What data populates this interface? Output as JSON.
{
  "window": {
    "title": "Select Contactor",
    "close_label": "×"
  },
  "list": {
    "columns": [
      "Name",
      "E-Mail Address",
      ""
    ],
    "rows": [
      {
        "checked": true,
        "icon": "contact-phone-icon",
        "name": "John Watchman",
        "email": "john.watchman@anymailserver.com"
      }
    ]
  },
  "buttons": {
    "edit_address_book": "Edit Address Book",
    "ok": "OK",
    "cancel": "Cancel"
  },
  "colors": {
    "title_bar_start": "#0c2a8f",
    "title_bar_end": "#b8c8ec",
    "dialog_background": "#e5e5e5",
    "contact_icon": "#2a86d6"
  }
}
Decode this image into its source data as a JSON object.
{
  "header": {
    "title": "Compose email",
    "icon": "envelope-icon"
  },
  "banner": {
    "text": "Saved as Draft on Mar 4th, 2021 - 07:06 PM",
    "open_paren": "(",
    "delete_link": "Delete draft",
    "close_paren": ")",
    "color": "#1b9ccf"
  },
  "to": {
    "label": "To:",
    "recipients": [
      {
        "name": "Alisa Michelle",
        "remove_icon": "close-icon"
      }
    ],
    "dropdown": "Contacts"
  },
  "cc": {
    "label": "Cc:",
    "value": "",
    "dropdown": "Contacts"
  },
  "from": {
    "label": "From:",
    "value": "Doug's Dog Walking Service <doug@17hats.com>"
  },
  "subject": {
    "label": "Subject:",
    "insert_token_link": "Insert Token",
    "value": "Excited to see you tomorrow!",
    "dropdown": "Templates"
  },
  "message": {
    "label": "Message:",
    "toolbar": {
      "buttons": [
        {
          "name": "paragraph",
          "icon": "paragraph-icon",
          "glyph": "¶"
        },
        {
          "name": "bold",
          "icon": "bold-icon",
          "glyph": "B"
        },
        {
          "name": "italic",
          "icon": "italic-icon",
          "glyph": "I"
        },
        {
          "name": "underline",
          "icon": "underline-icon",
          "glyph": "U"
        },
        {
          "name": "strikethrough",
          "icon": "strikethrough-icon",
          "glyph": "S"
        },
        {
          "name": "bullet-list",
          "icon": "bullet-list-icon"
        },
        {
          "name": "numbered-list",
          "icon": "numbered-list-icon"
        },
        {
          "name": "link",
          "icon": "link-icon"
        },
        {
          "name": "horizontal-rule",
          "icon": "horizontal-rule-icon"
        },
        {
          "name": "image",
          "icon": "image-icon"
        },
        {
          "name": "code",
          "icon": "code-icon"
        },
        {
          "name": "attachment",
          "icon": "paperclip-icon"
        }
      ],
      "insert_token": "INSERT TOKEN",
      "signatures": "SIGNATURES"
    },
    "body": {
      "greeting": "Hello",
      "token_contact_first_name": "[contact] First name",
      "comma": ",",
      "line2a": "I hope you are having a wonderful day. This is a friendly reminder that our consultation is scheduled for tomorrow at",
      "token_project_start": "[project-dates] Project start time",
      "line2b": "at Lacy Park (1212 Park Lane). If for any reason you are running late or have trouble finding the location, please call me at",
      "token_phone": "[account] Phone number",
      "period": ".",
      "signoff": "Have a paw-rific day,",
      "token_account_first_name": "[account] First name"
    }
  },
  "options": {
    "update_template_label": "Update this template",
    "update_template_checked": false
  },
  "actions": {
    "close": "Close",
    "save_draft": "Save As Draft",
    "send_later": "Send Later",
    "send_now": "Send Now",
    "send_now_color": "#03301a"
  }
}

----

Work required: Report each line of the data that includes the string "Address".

The completed task:
      "E-Mail Address",
    "edit_address_book": "Edit Address Book",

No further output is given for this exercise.